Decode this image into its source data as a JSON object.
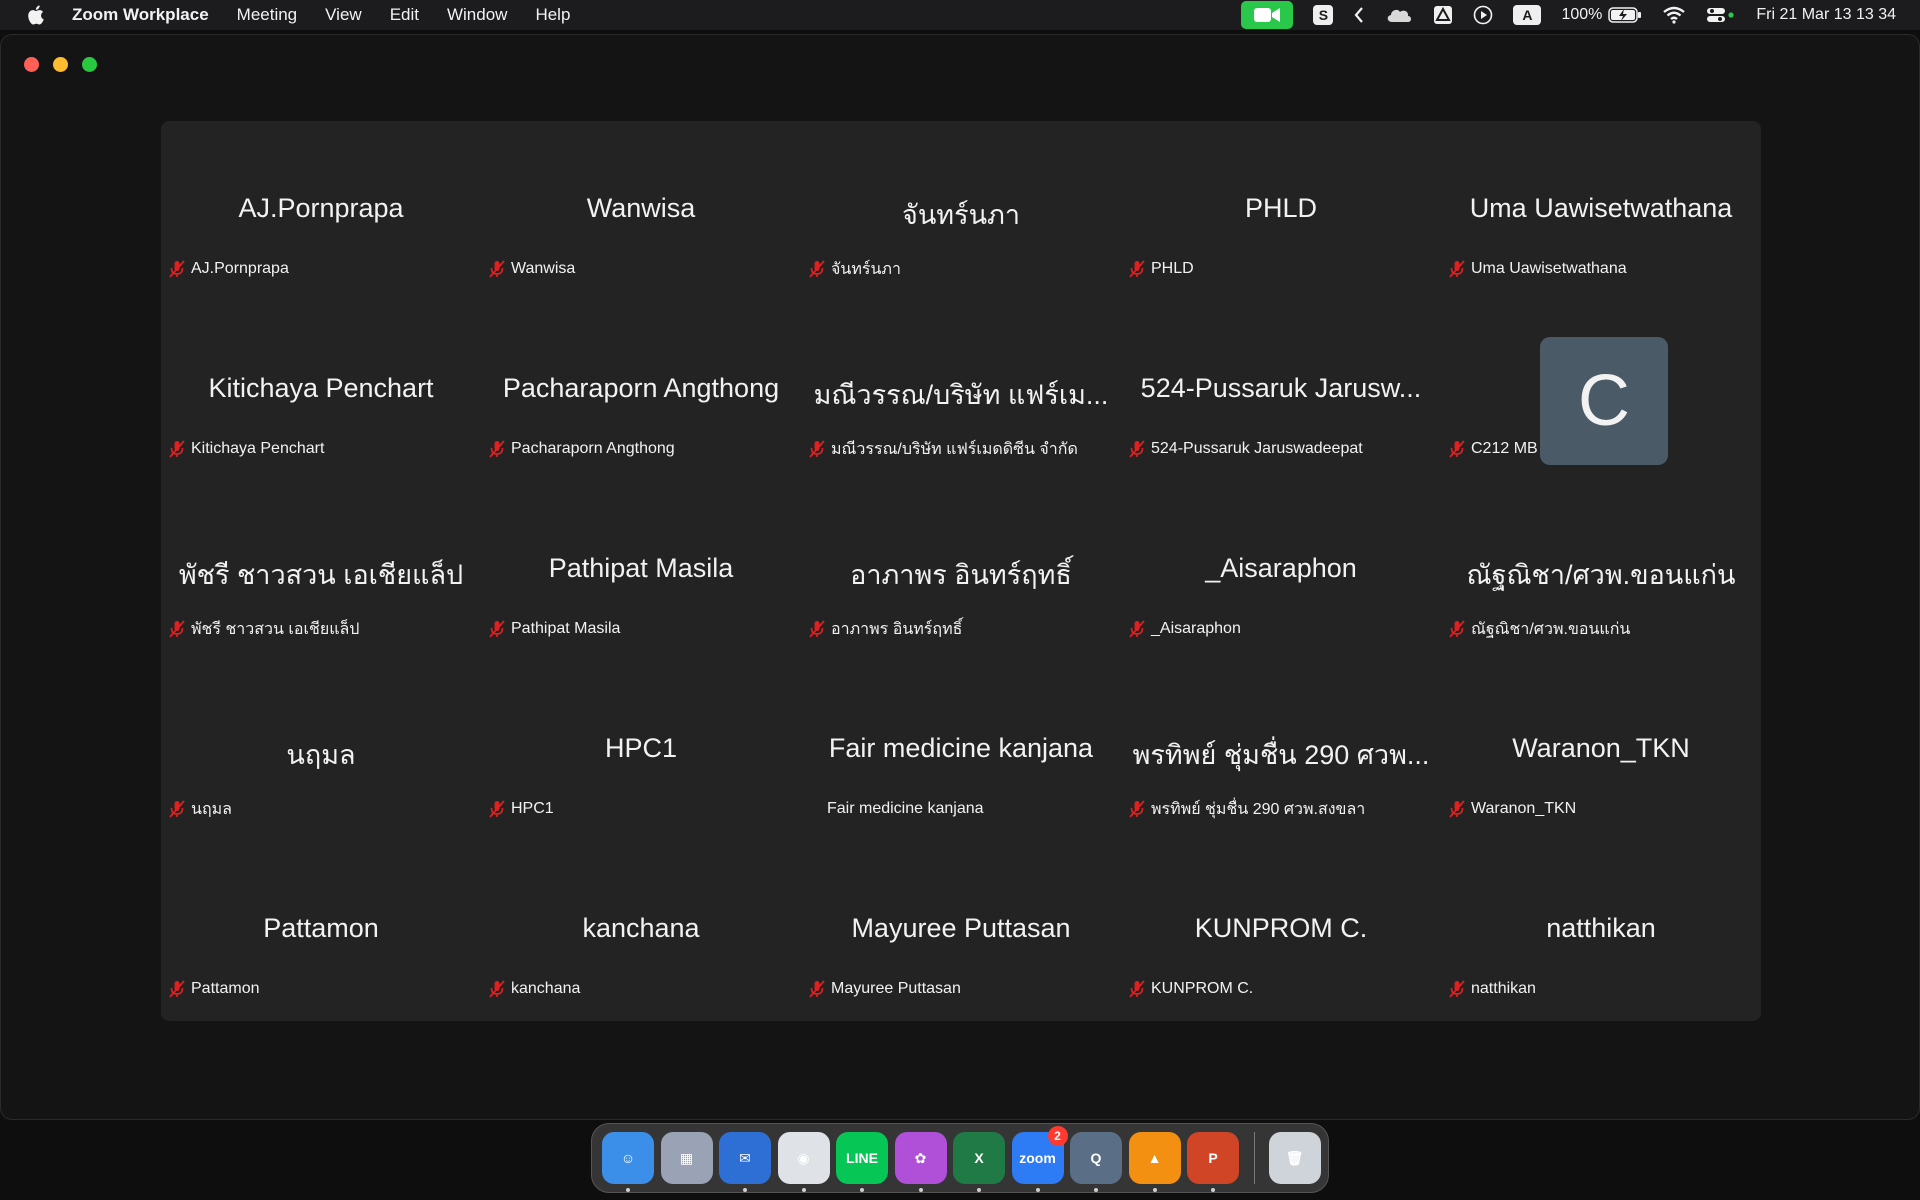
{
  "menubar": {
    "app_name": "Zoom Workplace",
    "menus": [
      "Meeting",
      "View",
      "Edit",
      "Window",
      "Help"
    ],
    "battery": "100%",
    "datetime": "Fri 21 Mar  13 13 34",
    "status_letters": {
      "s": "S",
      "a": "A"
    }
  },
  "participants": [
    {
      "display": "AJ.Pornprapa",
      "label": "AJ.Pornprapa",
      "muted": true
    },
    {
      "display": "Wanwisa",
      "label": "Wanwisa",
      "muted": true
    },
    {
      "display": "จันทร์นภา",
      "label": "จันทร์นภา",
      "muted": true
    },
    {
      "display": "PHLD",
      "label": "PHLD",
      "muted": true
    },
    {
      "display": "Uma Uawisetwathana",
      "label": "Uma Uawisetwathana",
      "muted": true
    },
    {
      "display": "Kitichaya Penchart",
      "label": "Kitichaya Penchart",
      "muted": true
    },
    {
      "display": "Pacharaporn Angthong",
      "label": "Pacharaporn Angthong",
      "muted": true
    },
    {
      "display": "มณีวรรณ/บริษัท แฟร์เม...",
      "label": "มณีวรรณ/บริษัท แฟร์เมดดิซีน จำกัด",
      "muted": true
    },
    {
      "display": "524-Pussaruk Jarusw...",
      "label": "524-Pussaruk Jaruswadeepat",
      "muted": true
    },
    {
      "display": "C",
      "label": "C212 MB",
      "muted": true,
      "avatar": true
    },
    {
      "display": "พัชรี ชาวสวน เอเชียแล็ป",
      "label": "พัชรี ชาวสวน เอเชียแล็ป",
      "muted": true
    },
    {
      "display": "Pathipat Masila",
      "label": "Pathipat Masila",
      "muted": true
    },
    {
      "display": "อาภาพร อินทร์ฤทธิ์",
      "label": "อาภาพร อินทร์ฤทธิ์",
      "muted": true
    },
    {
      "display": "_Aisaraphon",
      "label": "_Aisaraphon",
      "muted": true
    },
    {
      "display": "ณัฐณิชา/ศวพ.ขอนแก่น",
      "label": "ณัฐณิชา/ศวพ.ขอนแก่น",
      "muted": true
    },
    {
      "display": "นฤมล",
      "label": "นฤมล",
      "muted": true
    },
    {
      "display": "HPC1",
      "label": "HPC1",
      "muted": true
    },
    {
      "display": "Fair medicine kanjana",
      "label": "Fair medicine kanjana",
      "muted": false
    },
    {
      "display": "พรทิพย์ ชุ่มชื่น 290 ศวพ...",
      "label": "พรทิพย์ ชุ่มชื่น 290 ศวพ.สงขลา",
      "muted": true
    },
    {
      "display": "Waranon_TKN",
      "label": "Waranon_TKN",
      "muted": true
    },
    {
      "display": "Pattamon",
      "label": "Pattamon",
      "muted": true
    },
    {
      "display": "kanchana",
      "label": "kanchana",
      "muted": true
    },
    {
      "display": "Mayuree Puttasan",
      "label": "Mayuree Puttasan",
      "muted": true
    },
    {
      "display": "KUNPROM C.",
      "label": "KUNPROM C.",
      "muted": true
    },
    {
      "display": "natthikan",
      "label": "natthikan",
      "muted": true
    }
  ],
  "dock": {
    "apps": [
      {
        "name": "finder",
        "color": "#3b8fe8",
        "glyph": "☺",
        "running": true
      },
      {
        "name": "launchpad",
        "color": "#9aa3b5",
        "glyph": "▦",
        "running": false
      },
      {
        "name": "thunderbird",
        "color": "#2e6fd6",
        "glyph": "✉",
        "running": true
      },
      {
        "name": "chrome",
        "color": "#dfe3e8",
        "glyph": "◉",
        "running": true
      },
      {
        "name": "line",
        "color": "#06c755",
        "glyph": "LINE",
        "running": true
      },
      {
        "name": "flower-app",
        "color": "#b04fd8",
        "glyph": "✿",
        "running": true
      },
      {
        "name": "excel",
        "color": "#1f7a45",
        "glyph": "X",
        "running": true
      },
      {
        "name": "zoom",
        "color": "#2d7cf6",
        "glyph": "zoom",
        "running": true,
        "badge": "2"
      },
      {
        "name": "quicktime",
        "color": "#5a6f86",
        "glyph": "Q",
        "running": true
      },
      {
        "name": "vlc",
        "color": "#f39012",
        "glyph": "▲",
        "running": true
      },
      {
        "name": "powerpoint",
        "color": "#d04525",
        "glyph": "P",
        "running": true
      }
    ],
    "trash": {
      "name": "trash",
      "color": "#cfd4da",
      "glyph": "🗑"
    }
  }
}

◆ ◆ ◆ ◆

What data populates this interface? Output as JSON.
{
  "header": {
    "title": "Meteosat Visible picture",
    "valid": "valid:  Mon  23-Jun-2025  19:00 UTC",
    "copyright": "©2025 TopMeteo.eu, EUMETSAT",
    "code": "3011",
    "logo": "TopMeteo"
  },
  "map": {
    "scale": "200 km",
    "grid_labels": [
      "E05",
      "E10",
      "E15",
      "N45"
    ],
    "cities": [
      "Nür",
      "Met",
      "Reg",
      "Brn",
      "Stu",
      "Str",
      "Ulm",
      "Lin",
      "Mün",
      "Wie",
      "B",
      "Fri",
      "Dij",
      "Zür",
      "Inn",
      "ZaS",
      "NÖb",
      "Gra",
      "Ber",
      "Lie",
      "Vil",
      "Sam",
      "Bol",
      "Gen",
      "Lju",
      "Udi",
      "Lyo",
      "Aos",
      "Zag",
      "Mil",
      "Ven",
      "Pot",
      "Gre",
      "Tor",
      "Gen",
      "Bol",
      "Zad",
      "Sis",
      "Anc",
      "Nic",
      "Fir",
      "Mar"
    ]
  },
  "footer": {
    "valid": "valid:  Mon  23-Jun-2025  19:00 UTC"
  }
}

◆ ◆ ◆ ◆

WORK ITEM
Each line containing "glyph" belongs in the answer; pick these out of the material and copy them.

RESULT OF THIS EXERCISE
        "glyph": "☺",
        "glyph": "▦",
        "glyph": "✉",
        "glyph": "◉",
        "glyph": "LINE",
        "glyph": "✿",
        "glyph": "X",
        "glyph": "zoom",
        "glyph": "Q",
        "glyph": "▲",
        "glyph": "P",
      "glyph": "🗑"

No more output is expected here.